Mr Long welcomed all the speakers and attending experts and coaches. He said coach was not only the lead and core of sports training, but also a key factor determining athletes’ success, so enhancing Chinese coaches’ capability and standard of coaching had been of concern to them. He added, “We also pay much attention on Hong Kong’s coach education with active provision of support by inviting high level coaches and speakers to attend the Conference, so that all coaches can thoroughly understand the principles of elite training and learn new training skills, thus increasing their ability and standards.”
The first speaker at the Conference was Mr Li Sun, China Women's Table Tennis National Coach, who has coached the China Table Tennis Team for years. He pointed out that, ever since table tennis was first included at the 1988 Seoul Olympics, the China Table Tennis Team has streaked ahead by bagging home 28 out of 32 gold medals over the years and such triumph was due to their systematic approach. To explain further, he briefly introduced their daily competitive mechanism and preparations before the Rio Olympics through aspects of sports science including psychology, physical training, research, nutrition, and sports medicine.
Dr Anthony Giorgi, Hong Kong Head Athletics Coach, and the HKSI’s biomechanics team, presented on their “8m Project” initiated in 2013, which targets at lifting the promising long jumper Chan Ming-tai to break the eight-metre-record. They also illustrated the theories and introduced the sports technology applied that successfully helped Chan leap progressively and, eventually, become the first-ever Hong Kong athlete jumping beyond eight-metre and reaching the world class level.
The third speaker, Professor Masahiko Kimura, Chair of Coach Development Committee, All Japan Judo Federation, began his presentation by stating the difficulties faced by the Japan Judo Team in recent years, especially their unexpected failure at the 2012 London Olympics. He then went on to share how they tackled the problems and reinforced their competitiveness subsequently through a wide range of scientific support and strategic planning to win back their victory at the 2016 Rio Olympics.
Dr Yuan Shoulong, Director of Training Department, China National Sports Association, took a more macroscopic approach and spoke on China Team’s Olympic experience and then explained further by showcasing China Women’s Volleyball Team’s comprehensive preparation that led to their victory at the last Olympics.

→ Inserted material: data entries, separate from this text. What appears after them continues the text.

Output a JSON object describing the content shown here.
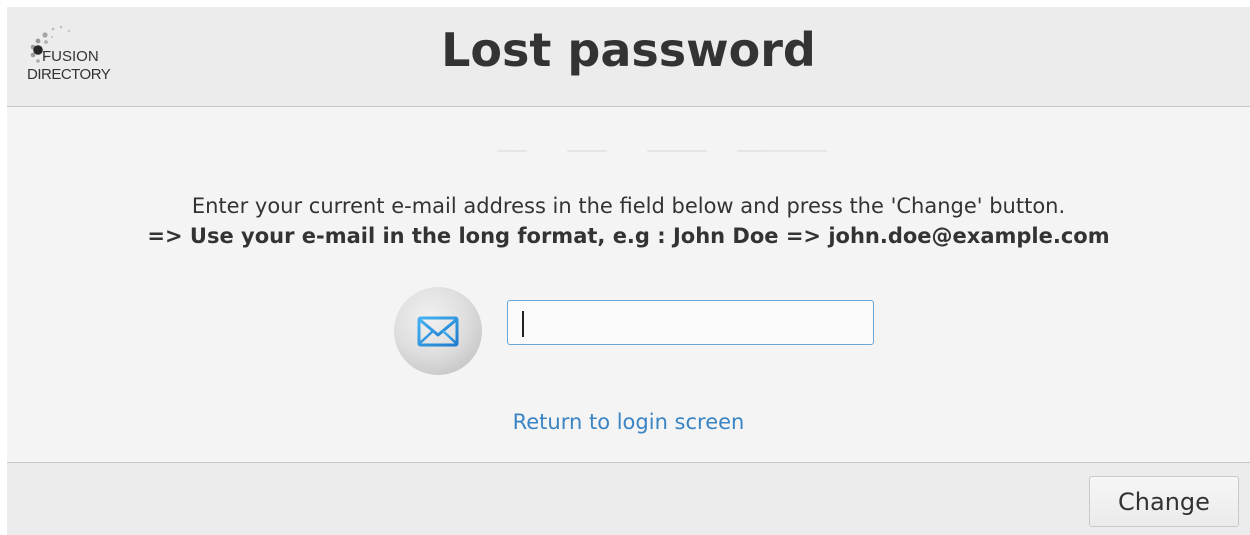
{
  "header": {
    "title": "Lost password",
    "logo": {
      "line1": "FUSION",
      "line2": "DIRECTORY",
      "icon": "fusiondirectory-logo"
    }
  },
  "form": {
    "instruction": "Enter your current e-mail address in the field below and press the 'Change' button.",
    "hint": "=> Use your e-mail in the long format, e.g : John Doe => john.doe@example.com",
    "email_icon": "envelope-icon",
    "email_value": "",
    "email_placeholder": ""
  },
  "links": {
    "return_login": "Return to login screen"
  },
  "footer": {
    "change_label": "Change"
  },
  "colors": {
    "link": "#3a84c4",
    "input_border": "#6aa7d8",
    "envelope": "#2f96e0",
    "background": "#f4f4f4",
    "header_background": "#ececec"
  }
}
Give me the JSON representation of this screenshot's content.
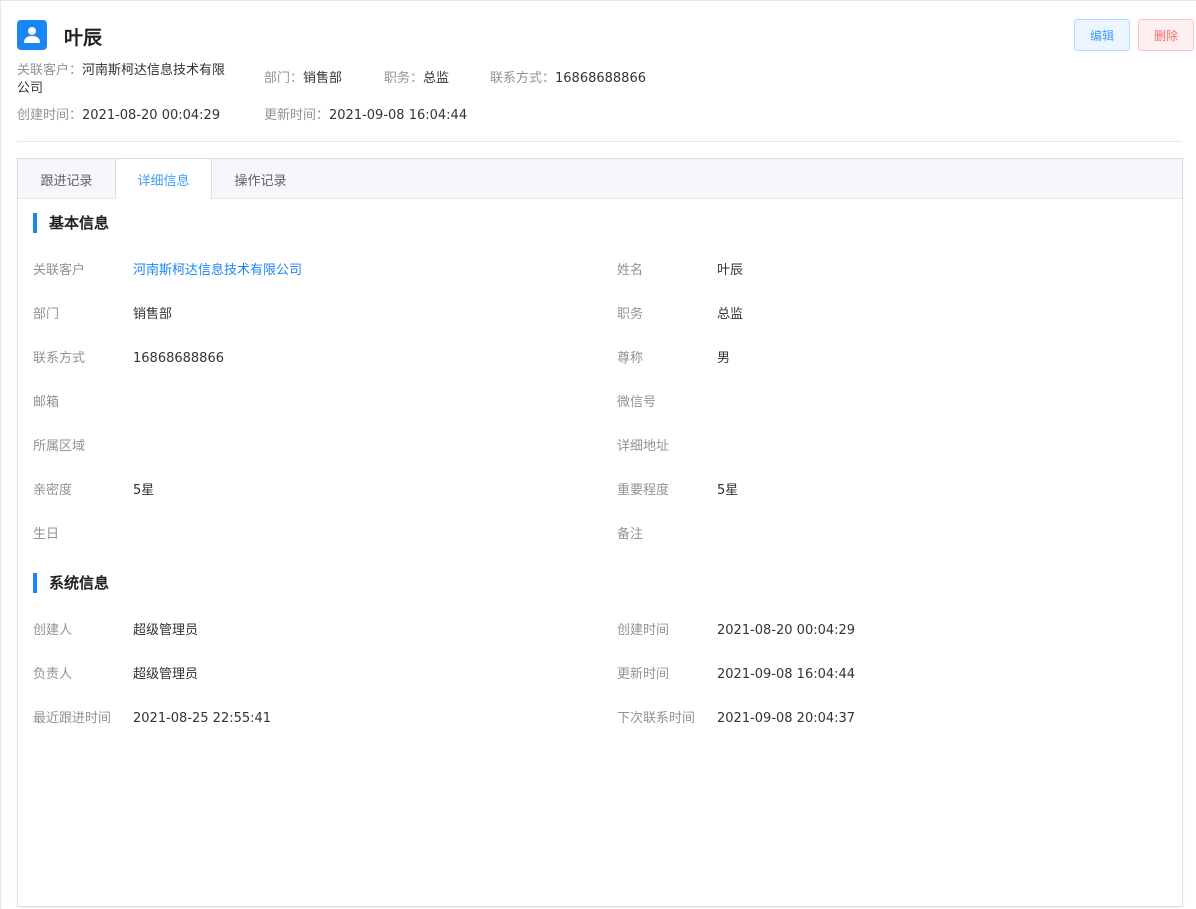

He also outlined a few training theories applied on athletes to improve their performance and lastly concluded by sharing some expectations and challenges ahead for the 2020 Tokyo Olympics.
The last speaker was Mr Shen Jinkang, Hong Kong Head Cycling Coach, who shared the tremendous effort the Hong Kong Cycling Team made for the last Olympics and exchanged his opinions with the audience on the relationship between medal results, training techniques, sports science, coaching team, as well as the influence from the Government, community and athletes per se. Based on his review on the last Olympics, he also talked about some key improvements to be made at the 2020 Tokyo Olympics.
This year’s Conference brought together over 200 coaches and sport science experts from Hong Kong and mainland China.